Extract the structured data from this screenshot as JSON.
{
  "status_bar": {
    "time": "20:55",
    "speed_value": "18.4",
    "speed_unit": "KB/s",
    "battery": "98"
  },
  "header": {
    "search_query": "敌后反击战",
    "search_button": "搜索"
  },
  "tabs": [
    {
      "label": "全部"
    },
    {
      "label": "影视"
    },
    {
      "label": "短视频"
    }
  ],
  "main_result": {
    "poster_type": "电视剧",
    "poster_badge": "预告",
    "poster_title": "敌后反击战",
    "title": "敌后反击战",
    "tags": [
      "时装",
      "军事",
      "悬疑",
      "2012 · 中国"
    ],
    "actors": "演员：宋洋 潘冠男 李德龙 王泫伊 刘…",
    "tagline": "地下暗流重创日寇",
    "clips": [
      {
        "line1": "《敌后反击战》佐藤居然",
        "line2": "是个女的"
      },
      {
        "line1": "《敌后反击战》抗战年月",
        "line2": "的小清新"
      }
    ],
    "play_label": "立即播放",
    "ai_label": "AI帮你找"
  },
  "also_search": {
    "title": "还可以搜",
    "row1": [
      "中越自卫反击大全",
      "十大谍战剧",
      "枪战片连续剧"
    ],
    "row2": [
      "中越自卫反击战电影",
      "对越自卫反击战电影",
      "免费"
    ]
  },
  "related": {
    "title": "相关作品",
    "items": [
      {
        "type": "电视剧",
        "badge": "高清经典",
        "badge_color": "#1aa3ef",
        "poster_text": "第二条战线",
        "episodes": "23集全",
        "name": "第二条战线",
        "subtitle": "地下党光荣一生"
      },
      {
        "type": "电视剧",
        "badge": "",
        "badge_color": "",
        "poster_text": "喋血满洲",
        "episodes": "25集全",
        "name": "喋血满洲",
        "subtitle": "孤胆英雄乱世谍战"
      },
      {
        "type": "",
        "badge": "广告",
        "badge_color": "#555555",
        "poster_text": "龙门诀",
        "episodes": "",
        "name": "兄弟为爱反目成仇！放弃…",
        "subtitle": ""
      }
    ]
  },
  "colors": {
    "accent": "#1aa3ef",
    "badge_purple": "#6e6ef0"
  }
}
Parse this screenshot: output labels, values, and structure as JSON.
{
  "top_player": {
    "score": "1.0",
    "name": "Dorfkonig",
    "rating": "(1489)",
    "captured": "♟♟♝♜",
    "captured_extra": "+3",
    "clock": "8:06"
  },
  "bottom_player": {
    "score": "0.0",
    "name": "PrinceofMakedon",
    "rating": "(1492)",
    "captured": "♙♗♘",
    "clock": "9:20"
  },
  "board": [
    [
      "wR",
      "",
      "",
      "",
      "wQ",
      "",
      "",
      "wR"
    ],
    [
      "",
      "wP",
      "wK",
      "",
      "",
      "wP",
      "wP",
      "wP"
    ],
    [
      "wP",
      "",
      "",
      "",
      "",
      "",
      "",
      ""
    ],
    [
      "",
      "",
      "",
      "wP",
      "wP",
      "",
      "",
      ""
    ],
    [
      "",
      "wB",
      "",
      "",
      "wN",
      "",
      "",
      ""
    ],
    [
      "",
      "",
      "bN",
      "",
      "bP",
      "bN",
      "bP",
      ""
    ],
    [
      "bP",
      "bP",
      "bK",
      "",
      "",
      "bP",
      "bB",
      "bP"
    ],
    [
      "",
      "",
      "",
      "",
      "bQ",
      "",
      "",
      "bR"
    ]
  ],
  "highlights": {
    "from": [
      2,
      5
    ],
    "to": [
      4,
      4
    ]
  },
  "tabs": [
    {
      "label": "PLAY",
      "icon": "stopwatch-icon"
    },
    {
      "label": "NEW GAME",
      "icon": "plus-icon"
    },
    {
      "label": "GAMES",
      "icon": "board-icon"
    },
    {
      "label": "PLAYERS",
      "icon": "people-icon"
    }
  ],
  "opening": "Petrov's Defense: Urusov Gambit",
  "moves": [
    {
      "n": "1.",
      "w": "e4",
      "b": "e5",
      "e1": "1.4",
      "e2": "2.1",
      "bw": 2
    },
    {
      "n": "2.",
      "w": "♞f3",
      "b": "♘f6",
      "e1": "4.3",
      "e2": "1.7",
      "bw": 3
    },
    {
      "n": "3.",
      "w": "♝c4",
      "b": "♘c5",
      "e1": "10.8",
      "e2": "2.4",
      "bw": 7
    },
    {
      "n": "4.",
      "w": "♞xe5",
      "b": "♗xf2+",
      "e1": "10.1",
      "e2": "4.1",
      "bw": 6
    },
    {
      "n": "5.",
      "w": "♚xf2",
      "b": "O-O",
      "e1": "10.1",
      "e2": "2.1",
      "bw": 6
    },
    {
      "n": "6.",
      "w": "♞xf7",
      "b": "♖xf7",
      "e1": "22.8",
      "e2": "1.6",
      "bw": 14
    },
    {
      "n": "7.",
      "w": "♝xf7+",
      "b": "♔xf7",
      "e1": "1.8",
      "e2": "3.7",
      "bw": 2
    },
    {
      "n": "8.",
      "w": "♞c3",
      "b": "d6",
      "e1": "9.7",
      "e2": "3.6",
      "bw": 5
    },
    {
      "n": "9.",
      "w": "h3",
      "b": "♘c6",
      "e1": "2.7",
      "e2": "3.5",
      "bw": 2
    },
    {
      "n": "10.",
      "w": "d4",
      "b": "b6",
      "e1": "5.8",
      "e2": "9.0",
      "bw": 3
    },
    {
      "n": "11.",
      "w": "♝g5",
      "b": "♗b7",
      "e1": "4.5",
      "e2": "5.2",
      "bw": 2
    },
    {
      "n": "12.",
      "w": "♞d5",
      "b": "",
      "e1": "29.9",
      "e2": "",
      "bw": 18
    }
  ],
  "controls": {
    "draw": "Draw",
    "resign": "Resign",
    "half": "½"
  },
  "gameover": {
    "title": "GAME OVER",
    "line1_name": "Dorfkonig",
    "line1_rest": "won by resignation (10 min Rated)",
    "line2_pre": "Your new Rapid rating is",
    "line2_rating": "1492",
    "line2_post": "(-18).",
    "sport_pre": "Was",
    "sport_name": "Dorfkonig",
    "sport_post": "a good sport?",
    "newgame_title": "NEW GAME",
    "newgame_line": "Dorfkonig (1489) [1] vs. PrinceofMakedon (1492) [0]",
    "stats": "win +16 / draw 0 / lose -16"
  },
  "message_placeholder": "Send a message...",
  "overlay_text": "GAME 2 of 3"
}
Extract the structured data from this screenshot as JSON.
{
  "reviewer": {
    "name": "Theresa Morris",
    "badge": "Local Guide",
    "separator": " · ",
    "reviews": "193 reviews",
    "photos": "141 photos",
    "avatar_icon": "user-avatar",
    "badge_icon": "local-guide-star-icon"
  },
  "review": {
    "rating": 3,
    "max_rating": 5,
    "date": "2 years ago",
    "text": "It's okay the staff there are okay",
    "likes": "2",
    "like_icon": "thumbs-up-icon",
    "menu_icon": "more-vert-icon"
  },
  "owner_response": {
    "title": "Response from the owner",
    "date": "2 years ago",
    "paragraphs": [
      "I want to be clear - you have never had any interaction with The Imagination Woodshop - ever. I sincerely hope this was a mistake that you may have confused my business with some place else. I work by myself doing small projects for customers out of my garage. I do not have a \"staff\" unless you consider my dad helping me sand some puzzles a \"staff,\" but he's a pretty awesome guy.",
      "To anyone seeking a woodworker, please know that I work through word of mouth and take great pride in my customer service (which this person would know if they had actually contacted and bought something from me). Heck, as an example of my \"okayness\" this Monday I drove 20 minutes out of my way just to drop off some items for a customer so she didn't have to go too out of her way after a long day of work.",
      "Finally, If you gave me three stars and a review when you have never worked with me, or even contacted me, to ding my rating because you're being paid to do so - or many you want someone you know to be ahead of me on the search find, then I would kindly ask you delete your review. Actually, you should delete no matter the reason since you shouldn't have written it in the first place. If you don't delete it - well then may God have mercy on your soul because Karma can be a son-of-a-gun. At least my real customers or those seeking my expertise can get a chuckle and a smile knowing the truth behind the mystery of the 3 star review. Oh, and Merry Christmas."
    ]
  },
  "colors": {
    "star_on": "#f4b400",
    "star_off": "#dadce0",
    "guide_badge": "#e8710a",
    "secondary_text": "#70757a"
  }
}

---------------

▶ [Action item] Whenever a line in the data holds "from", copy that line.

▶ [Result of this task]
Extract the structured data from this screenshot as JSON.
    "from": [
Extract the structured data from this screenshot as JSON.
    "title": "Response from the owner",
      "To anyone seeking a woodworker, please know that I work through word of mouth and take great pride in my customer service (which this person would know if they had actually contacted and bought something from me). Heck, as an example of my \"okayness\" this Monday I drove 20 minutes out of my way just to drop off some items for a customer so she didn't have to go too out of her way after a long day of work.",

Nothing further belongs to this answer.